*Your instructions:* All of the data below is to be written out again exactly.

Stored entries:

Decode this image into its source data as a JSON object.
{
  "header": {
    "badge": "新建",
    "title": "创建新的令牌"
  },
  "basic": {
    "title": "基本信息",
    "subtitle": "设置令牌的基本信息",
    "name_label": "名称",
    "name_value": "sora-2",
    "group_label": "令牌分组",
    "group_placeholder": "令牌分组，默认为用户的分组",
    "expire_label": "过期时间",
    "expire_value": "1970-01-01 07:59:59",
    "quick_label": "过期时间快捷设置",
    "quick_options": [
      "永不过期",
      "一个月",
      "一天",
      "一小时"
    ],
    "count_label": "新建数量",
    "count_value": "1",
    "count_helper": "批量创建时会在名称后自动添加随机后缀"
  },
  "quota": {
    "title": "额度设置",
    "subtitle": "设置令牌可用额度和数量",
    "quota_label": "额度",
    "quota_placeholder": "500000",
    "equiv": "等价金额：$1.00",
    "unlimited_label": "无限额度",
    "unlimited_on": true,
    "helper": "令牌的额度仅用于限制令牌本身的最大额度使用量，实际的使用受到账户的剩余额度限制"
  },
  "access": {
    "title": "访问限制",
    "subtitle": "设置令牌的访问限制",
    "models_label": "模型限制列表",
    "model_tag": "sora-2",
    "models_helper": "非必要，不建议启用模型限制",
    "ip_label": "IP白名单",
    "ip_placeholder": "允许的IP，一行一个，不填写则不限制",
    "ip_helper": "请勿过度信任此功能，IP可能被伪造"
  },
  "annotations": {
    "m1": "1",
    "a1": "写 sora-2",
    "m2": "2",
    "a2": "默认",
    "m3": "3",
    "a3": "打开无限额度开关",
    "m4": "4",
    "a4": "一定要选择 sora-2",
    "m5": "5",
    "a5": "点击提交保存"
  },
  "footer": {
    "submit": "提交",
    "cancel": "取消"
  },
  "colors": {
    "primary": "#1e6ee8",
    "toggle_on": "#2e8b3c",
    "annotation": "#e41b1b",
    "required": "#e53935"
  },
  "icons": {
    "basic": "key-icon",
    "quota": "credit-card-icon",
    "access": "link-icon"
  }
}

*Written reply:*
Decode this image into its source data as a JSON object.
{
  "header": {
    "badge": "新建",
    "title": "创建新的令牌"
  },
  "basic": {
    "title": "基本信息",
    "subtitle": "设置令牌的基本信息",
    "name_label": "名称",
    "name_value": "sora-2",
    "group_label": "令牌分组",
    "group_placeholder": "令牌分组，默认为用户的分组",
    "expire_label": "过期时间",
    "expire_value": "1970-01-01 07:59:59",
    "quick_label": "过期时间快捷设置",
    "quick_options": [
      "永不过期",
      "一个月",
      "一天",
      "一小时"
    ],
    "count_label": "新建数量",
    "count_value": "1",
    "count_helper": "批量创建时会在名称后自动添加随机后缀"
  },
  "quota": {
    "title": "额度设置",
    "subtitle": "设置令牌可用额度和数量",
    "quota_label": "额度",
    "quota_placeholder": "500000",
    "equiv": "等价金额：$1.00",
    "unlimited_label": "无限额度",
    "unlimited_on": true,
    "helper": "令牌的额度仅用于限制令牌本身的最大额度使用量，实际的使用受到账户的剩余额度限制"
  },
  "access": {
    "title": "访问限制",
    "subtitle": "设置令牌的访问限制",
    "models_label": "模型限制列表",
    "model_tag": "sora-2",
    "models_helper": "非必要，不建议启用模型限制",
    "ip_label": "IP白名单",
    "ip_placeholder": "允许的IP，一行一个，不填写则不限制",
    "ip_helper": "请勿过度信任此功能，IP可能被伪造"
  },
  "annotations": {
    "m1": "1",
    "a1": "写 sora-2",
    "m2": "2",
    "a2": "默认",
    "m3": "3",
    "a3": "打开无限额度开关",
    "m4": "4",
    "a4": "一定要选择 sora-2",
    "m5": "5",
    "a5": "点击提交保存"
  },
  "footer": {
    "submit": "提交",
    "cancel": "取消"
  },
  "colors": {
    "primary": "#1e6ee8",
    "toggle_on": "#2e8b3c",
    "annotation": "#e41b1b",
    "required": "#e53935"
  },
  "icons": {
    "basic": "key-icon",
    "quota": "credit-card-icon",
    "access": "link-icon"
  }
}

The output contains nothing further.